Items from a data source
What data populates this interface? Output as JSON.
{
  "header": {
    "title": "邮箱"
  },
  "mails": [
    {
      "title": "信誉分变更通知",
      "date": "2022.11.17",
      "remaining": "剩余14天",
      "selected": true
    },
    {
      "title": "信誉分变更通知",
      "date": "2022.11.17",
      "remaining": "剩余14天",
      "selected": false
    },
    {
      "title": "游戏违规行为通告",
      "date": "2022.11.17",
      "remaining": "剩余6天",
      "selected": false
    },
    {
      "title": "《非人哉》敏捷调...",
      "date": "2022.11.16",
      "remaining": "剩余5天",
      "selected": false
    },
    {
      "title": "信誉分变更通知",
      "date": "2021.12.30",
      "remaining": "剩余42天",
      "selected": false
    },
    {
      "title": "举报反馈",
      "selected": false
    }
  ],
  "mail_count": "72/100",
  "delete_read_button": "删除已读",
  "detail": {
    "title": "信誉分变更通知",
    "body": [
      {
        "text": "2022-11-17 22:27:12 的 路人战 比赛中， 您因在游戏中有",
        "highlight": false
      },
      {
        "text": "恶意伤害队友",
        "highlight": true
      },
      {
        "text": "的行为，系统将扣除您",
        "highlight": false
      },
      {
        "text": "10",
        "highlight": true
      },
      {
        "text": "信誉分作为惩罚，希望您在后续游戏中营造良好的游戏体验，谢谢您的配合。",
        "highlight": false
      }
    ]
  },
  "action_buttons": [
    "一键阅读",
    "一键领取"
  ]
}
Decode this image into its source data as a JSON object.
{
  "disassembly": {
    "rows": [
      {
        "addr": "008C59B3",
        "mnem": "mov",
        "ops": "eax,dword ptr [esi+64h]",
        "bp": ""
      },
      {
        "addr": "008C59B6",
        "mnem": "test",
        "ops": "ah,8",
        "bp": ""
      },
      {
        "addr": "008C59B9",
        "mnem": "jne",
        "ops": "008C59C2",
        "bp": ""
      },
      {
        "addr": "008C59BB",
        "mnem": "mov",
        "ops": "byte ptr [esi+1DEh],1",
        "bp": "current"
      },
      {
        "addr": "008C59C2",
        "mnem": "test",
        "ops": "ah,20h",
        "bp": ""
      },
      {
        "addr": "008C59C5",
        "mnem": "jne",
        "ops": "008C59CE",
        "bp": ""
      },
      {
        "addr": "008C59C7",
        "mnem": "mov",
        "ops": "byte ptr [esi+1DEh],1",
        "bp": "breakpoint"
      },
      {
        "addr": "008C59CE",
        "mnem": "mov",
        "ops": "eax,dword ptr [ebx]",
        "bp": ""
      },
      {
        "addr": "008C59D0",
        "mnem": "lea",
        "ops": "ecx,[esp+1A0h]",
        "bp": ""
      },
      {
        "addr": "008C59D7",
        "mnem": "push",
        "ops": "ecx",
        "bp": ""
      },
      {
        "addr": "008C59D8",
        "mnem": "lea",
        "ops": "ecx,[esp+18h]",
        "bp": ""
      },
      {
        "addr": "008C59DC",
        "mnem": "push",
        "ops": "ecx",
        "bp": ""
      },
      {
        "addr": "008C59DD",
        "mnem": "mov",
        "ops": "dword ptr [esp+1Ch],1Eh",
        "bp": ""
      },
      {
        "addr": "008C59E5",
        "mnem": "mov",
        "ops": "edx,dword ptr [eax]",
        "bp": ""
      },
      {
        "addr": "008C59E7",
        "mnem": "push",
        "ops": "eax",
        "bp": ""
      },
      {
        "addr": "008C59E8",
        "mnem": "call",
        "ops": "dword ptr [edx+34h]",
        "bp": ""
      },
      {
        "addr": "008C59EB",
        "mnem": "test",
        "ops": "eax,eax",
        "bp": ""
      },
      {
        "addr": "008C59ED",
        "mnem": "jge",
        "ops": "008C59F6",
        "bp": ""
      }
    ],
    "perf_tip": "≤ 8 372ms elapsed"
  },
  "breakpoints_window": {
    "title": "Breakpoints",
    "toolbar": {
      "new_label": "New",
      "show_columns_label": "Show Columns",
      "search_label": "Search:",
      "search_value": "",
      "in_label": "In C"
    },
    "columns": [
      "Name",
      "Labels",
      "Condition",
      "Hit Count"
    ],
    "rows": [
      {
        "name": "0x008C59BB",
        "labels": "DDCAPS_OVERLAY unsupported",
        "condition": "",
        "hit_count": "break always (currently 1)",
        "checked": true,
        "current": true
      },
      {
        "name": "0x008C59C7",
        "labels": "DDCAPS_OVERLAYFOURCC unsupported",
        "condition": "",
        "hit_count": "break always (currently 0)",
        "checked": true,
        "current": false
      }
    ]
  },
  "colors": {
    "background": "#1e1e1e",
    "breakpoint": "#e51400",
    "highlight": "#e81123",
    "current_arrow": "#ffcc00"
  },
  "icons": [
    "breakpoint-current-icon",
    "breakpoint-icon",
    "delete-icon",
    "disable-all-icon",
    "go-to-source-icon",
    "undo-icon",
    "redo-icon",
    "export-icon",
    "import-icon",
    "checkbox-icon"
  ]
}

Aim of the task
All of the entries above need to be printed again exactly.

Written solution
What data populates this interface? Output as JSON.
{
  "header": {
    "title": "邮箱"
  },
  "mails": [
    {
      "title": "信誉分变更通知",
      "date": "2022.11.17",
      "remaining": "剩余14天",
      "selected": true
    },
    {
      "title": "信誉分变更通知",
      "date": "2022.11.17",
      "remaining": "剩余14天",
      "selected": false
    },
    {
      "title": "游戏违规行为通告",
      "date": "2022.11.17",
      "remaining": "剩余6天",
      "selected": false
    },
    {
      "title": "《非人哉》敏捷调...",
      "date": "2022.11.16",
      "remaining": "剩余5天",
      "selected": false
    },
    {
      "title": "信誉分变更通知",
      "date": "2021.12.30",
      "remaining": "剩余42天",
      "selected": false
    },
    {
      "title": "举报反馈",
      "selected": false
    }
  ],
  "mail_count": "72/100",
  "delete_read_button": "删除已读",
  "detail": {
    "title": "信誉分变更通知",
    "body": [
      {
        "text": "2022-11-17 22:27:12 的 路人战 比赛中， 您因在游戏中有",
        "highlight": false
      },
      {
        "text": "恶意伤害队友",
        "highlight": true
      },
      {
        "text": "的行为，系统将扣除您",
        "highlight": false
      },
      {
        "text": "10",
        "highlight": true
      },
      {
        "text": "信誉分作为惩罚，希望您在后续游戏中营造良好的游戏体验，谢谢您的配合。",
        "highlight": false
      }
    ]
  },
  "action_buttons": [
    "一键阅读",
    "一键领取"
  ]
}
Decode this image into its source data as a JSON object.
{
  "disassembly": {
    "rows": [
      {
        "addr": "008C59B3",
        "mnem": "mov",
        "ops": "eax,dword ptr [esi+64h]",
        "bp": ""
      },
      {
        "addr": "008C59B6",
        "mnem": "test",
        "ops": "ah,8",
        "bp": ""
      },
      {
        "addr": "008C59B9",
        "mnem": "jne",
        "ops": "008C59C2",
        "bp": ""
      },
      {
        "addr": "008C59BB",
        "mnem": "mov",
        "ops": "byte ptr [esi+1DEh],1",
        "bp": "current"
      },
      {
        "addr": "008C59C2",
        "mnem": "test",
        "ops": "ah,20h",
        "bp": ""
      },
      {
        "addr": "008C59C5",
        "mnem": "jne",
        "ops": "008C59CE",
        "bp": ""
      },
      {
        "addr": "008C59C7",
        "mnem": "mov",
        "ops": "byte ptr [esi+1DEh],1",
        "bp": "breakpoint"
      },
      {
        "addr": "008C59CE",
        "mnem": "mov",
        "ops": "eax,dword ptr [ebx]",
        "bp": ""
      },
      {
        "addr": "008C59D0",
        "mnem": "lea",
        "ops": "ecx,[esp+1A0h]",
        "bp": ""
      },
      {
        "addr": "008C59D7",
        "mnem": "push",
        "ops": "ecx",
        "bp": ""
      },
      {
        "addr": "008C59D8",
        "mnem": "lea",
        "ops": "ecx,[esp+18h]",
        "bp": ""
      },
      {
        "addr": "008C59DC",
        "mnem": "push",
        "ops": "ecx",
        "bp": ""
      },
      {
        "addr": "008C59DD",
        "mnem": "mov",
        "ops": "dword ptr [esp+1Ch],1Eh",
        "bp": ""
      },
      {
        "addr": "008C59E5",
        "mnem": "mov",
        "ops": "edx,dword ptr [eax]",
        "bp": ""
      },
      {
        "addr": "008C59E7",
        "mnem": "push",
        "ops": "eax",
        "bp": ""
      },
      {
        "addr": "008C59E8",
        "mnem": "call",
        "ops": "dword ptr [edx+34h]",
        "bp": ""
      },
      {
        "addr": "008C59EB",
        "mnem": "test",
        "ops": "eax,eax",
        "bp": ""
      },
      {
        "addr": "008C59ED",
        "mnem": "jge",
        "ops": "008C59F6",
        "bp": ""
      }
    ],
    "perf_tip": "≤ 8 372ms elapsed"
  },
  "breakpoints_window": {
    "title": "Breakpoints",
    "toolbar": {
      "new_label": "New",
      "show_columns_label": "Show Columns",
      "search_label": "Search:",
      "search_value": "",
      "in_label": "In C"
    },
    "columns": [
      "Name",
      "Labels",
      "Condition",
      "Hit Count"
    ],
    "rows": [
      {
        "name": "0x008C59BB",
        "labels": "DDCAPS_OVERLAY unsupported",
        "condition": "",
        "hit_count": "break always (currently 1)",
        "checked": true,
        "current": true
      },
      {
        "name": "0x008C59C7",
        "labels": "DDCAPS_OVERLAYFOURCC unsupported",
        "condition": "",
        "hit_count": "break always (currently 0)",
        "checked": true,
        "current": false
      }
    ]
  },
  "colors": {
    "background": "#1e1e1e",
    "breakpoint": "#e51400",
    "highlight": "#e81123",
    "current_arrow": "#ffcc00"
  },
  "icons": [
    "breakpoint-current-icon",
    "breakpoint-icon",
    "delete-icon",
    "disable-all-icon",
    "go-to-source-icon",
    "undo-icon",
    "redo-icon",
    "export-icon",
    "import-icon",
    "checkbox-icon"
  ]
}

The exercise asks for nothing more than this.